Start of DATASET EXTRACT

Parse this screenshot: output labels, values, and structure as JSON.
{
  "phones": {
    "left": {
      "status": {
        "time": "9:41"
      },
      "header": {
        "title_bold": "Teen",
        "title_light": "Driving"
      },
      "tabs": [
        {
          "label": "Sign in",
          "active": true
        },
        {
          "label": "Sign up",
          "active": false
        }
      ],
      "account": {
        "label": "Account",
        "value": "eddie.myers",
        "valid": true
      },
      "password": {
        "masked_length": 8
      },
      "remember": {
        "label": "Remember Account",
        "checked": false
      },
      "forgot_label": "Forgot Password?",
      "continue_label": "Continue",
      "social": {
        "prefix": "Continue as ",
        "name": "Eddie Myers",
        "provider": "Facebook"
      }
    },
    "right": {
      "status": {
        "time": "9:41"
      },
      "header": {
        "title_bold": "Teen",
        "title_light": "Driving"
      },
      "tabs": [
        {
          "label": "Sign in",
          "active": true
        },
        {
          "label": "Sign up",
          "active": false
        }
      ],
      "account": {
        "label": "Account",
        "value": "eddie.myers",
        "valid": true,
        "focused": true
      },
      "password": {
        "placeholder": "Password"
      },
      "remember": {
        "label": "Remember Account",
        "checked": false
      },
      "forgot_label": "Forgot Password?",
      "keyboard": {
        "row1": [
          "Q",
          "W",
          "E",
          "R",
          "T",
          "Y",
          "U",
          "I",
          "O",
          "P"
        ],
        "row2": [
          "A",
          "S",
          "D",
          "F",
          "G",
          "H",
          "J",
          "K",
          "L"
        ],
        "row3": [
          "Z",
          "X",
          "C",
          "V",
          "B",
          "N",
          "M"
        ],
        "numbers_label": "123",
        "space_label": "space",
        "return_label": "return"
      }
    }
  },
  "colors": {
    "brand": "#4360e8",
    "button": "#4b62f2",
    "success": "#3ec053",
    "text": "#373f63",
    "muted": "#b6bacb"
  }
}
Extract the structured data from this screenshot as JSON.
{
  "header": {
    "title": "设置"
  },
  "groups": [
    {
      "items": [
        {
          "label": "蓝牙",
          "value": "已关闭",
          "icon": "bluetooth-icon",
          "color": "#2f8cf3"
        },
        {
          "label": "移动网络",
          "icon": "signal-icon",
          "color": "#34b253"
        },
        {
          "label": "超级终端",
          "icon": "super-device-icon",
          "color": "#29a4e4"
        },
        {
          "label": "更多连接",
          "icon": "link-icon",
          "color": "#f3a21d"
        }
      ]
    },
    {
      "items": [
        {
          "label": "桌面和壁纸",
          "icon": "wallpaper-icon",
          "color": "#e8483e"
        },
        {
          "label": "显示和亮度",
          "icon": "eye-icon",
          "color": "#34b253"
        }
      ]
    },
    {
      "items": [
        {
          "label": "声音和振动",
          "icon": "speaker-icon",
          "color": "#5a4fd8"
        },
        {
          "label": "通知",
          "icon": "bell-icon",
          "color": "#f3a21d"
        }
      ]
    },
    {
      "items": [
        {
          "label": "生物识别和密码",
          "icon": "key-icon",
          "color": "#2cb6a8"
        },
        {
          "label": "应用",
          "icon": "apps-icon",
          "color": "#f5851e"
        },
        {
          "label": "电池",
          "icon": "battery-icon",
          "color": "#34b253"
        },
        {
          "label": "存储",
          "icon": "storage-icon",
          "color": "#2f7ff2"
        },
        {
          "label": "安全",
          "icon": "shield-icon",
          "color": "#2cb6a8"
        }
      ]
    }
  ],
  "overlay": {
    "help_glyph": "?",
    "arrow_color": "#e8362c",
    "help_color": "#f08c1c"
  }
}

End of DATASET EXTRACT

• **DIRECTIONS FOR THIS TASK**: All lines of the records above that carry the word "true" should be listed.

• **OUTPUT FOR THIS EXERCISE**:
          "active": true
        "valid": true
          "active": true
        "valid": true,
        "focused": true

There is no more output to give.